## Work request
Show me each line of the listing below where the word "JSON" appears.
──────
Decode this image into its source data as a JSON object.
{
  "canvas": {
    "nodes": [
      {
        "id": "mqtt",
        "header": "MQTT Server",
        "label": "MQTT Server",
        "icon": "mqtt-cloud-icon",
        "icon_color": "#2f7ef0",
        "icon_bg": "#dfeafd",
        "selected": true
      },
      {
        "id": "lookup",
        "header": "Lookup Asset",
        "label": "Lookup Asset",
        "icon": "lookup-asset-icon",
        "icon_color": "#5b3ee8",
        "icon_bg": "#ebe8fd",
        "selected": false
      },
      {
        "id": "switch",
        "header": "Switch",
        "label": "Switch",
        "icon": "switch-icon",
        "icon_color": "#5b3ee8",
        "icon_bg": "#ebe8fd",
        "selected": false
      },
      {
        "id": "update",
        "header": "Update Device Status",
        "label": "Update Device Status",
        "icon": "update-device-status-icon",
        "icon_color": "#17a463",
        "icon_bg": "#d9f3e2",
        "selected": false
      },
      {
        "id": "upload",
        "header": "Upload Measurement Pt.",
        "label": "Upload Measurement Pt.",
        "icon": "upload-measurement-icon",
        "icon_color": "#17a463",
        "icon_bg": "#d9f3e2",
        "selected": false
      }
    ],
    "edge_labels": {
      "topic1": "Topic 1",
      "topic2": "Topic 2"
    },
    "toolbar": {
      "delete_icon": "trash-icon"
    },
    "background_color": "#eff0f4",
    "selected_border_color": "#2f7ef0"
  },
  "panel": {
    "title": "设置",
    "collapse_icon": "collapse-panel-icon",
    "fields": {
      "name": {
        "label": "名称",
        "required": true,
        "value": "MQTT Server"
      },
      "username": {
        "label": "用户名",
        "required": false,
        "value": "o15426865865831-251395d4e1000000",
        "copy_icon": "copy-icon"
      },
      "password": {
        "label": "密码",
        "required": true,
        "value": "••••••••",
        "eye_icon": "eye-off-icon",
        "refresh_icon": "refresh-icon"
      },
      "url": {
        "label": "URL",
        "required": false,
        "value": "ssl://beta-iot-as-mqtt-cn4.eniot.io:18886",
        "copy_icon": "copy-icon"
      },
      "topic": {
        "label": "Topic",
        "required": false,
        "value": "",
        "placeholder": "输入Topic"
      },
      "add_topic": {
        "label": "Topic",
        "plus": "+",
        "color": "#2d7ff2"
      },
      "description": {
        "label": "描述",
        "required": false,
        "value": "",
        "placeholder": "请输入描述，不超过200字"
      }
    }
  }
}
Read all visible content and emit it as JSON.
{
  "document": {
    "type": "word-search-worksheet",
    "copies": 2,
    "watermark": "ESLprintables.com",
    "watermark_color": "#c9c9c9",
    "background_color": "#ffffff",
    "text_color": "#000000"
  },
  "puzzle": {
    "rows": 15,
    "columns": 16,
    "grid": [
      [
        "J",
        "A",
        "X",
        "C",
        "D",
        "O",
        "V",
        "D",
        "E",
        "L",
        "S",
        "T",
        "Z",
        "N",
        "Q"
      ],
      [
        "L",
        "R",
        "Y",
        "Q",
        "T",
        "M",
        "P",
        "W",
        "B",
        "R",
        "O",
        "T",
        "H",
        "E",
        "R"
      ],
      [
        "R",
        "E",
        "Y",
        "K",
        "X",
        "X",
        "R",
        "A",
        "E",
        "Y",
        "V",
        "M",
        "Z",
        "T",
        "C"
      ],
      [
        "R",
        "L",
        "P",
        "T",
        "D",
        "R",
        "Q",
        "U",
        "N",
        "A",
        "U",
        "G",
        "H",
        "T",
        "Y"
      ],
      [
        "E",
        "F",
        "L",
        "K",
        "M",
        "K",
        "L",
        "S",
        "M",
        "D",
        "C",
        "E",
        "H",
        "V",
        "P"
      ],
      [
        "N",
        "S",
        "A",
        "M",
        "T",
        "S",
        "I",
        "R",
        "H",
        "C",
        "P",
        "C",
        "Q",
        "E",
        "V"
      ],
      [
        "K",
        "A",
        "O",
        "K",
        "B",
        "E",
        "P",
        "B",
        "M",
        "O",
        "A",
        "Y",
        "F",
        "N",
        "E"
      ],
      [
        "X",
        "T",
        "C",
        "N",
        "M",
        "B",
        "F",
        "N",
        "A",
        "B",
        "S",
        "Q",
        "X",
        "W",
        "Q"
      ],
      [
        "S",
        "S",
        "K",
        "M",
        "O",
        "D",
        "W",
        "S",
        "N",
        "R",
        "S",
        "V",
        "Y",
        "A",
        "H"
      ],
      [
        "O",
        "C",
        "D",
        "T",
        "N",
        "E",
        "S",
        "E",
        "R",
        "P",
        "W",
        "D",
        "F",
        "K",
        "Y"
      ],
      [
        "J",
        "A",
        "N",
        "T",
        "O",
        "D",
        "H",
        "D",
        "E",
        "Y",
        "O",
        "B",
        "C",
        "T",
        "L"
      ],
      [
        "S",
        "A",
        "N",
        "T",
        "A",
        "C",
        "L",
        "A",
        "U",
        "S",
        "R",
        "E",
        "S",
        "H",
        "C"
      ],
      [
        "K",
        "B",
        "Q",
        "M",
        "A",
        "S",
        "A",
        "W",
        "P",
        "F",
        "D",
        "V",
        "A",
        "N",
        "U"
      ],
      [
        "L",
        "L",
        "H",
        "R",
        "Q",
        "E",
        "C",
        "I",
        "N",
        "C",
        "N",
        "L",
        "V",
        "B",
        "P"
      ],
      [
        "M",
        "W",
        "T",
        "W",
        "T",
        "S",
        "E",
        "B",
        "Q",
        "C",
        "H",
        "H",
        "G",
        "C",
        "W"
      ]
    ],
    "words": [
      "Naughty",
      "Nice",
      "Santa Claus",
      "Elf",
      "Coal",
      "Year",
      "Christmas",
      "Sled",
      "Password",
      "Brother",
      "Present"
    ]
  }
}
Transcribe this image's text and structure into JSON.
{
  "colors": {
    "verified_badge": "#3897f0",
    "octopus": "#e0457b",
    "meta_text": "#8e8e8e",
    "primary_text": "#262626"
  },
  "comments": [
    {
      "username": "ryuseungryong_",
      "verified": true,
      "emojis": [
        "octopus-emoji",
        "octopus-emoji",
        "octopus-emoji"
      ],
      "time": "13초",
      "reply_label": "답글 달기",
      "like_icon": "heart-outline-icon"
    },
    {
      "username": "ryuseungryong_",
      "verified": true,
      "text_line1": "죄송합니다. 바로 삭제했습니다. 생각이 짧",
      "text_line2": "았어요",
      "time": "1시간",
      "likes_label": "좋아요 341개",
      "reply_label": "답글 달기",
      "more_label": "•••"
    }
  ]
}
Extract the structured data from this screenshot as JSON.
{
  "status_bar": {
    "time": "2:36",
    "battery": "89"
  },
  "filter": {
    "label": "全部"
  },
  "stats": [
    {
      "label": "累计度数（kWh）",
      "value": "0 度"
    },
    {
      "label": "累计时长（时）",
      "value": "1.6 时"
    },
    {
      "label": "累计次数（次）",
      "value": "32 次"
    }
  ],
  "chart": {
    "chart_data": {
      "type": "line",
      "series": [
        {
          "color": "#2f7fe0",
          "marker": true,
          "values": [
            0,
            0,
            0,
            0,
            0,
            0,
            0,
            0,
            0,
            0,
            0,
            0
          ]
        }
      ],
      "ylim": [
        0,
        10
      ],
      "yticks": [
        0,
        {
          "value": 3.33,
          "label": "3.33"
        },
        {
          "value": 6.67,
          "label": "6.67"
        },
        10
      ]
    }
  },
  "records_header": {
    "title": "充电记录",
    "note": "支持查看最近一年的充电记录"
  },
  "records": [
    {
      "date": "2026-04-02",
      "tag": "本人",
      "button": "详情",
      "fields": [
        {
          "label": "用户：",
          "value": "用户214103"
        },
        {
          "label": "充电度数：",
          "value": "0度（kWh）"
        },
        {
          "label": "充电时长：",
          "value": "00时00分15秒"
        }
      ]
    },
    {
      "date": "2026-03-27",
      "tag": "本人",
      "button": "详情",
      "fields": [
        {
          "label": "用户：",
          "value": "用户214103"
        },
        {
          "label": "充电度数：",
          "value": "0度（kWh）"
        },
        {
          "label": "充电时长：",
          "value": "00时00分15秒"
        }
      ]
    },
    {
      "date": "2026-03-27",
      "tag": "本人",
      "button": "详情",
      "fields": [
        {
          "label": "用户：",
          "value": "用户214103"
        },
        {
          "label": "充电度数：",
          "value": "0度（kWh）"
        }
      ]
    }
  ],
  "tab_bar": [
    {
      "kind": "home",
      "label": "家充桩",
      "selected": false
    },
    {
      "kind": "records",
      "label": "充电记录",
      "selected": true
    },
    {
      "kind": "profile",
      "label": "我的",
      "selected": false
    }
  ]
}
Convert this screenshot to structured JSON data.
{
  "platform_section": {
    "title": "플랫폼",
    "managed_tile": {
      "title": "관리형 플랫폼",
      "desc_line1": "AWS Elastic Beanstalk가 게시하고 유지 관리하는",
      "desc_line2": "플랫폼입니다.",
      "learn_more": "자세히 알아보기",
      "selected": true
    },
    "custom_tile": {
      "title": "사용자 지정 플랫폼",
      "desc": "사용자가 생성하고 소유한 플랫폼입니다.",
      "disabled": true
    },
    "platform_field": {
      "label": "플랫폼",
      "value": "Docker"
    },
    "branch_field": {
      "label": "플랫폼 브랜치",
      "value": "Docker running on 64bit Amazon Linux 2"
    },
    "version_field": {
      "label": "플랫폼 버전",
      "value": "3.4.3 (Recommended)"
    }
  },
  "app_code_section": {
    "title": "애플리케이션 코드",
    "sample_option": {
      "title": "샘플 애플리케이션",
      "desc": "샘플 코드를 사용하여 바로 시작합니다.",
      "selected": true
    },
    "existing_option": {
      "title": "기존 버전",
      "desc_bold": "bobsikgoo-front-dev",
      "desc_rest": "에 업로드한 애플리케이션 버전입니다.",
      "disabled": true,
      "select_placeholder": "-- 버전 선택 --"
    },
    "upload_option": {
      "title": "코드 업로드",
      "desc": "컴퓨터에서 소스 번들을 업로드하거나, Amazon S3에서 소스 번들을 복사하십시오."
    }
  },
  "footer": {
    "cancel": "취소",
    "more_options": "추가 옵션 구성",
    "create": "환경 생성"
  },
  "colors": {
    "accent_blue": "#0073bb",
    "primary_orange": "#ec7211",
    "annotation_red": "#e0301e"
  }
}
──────
## Response to the exercise
Decode this image into its source data as a JSON object.
Read all visible content and emit it as JSON.
Transcribe this image's text and structure into JSON.
Extract the structured data from this screenshot as JSON.
Convert this screenshot to structured JSON data.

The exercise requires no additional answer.